The hardest discovery in my health and wellness journey has been letting go of being a victim and giving in to the pain and working on my self before I could make amends with any piece of my body, or another person. I was unable to focus because I was in a constant cycle of survival.

Like a hamster on a hamster wheel, unable to jump off at any time, I felt forced to stay on because getting off meant I had no idea what path to go on or what I was supposed to do. There as no rule or guide book, only my inner wisdom ready to help me along the way. I needed to get out of the cycle because being in that cycle wasn’t healthy. It wasn’t helping me at all. It was a slow death. One that we see every day in this country. We die because we’re sick. We die because we commit suicide. Rarely do we get out of the race and rise from the ashes.

By the age of 4, ¼ of children will witness or experience at least one traumatic event or abusive situation (1) and in 2013, approximately 50% of adolescence say that they’ve experienced at least one traumatic event in their life (2). And a staggering 1/3 of those surveyed experienced 2 or more traumatic experiences by their 18th birthday (2). As the number of these traumatic experiences go up so will the risk of health problems.

By the time of my 18th birthday, I had an ACEs score of 7 out of 10. (Find out your score here) Without knowing the risks at the time, I entered adulthood with high hopes of leaving my childhood behind, meant I could move on with my life. But it wasn’t that easy. Instead of getting better, my health was detreating at an alarming rate and by the time I was 28 years old, I was on the brink of death, in my own personal hell, waiting and praying for death.

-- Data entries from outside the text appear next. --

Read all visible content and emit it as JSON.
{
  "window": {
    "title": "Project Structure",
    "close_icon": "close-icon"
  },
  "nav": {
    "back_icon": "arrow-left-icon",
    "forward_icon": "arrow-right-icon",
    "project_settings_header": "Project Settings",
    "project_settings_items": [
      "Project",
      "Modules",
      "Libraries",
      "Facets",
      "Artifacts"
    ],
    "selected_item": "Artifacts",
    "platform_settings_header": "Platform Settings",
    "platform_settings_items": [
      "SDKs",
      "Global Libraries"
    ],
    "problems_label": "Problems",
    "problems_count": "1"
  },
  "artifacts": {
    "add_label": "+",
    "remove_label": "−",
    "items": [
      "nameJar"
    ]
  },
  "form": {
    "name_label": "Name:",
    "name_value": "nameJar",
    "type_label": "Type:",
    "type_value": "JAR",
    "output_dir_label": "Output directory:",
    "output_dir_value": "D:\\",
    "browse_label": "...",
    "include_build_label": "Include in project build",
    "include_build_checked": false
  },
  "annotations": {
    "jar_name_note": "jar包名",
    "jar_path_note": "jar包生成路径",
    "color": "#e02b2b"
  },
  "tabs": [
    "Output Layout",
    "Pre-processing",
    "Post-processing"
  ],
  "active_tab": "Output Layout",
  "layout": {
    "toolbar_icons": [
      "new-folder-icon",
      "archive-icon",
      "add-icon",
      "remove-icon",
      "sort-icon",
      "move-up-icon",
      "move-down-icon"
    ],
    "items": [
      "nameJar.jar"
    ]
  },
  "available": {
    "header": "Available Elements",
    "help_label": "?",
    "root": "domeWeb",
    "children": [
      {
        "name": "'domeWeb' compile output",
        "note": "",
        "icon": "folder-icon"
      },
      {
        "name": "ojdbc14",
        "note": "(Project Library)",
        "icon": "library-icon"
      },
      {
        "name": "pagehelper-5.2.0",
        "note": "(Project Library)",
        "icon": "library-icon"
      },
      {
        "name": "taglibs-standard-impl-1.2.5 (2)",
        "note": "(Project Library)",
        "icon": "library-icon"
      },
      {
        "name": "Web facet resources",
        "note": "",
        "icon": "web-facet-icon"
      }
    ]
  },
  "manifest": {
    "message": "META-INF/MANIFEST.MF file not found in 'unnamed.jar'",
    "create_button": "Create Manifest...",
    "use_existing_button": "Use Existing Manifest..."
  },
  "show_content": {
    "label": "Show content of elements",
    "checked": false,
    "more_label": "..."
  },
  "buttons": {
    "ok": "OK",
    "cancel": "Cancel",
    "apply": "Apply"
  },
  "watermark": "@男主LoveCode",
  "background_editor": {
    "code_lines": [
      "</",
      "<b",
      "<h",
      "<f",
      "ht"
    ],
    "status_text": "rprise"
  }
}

I wish I could say that my story is unique, but it’s not. Far more adults are in a similar situation and no one is getting the relief or help they need and deserve. I did seek professional care, not only from medical doctors for my physical health, but therapists for my mental health. And though I felt like I was getting better, it was temporary, something was missing, and I didn’t know what and I didn’t stumble upon it until many years later.

Healing doesn't mean the damage never existed. It means the damage no longer controls our lives. Unknown. 
Picture of palms facing the sky.

On NYE of 2008, I hit rock bottom. I had already made my peace with death, believing that my life would end before my 30th birthday. I was constantly sick and every time I caught another illness, it would take longer to treat. What shook my world was my husband begging me to try something new anything to help me get better.

I decided to try more holistic and alternative methods for healing and that began my journey of taking myself from the brink of death to where I am today, a healthy and vibrant woman!  I had suffered for so long from many chronic illnesses that I was skeptical that I’d be able to heal myself from anyone them.

I just wanted to be able to enjoy life again! To spend time with my kids without feeling winded or too tired and exhausted to be an active person. I hid my illnesses well, not many people knew how sick I really was or how much I was struggling. After a while I learned to be comfortable in the pain because I didn’t know any better.

My massive shift from being sick with multiple illnesses to the healthiest I’ve been in years began in 2009 and skyrocketed in 2011 and it continues to improve year after year.

It wasn’t easy, I spent years working on my inner self, facing the ugliest pieces of my soul and showing myself grace, compassion and above all-love was the key to my healing. What I’ve learned the most is that it’s not about the best doctors or the best care facility, it’s about the inner work combined with the medical side that propels us to better health. I still see my primary doctor and I still see my oncologist who helps me manage a primary immune deficiency, but those visits are routine in nature and not because I’m sick.

I am regularly working on my mind, body, spirit sides of myself daily. It’s not a one and done thing, it’s constant, ever evolving. And what I’ve learned the most is that there is beauty in pain and that in order to heal, you must be willing to walk through the flames of the pain in order to rise from the ashes.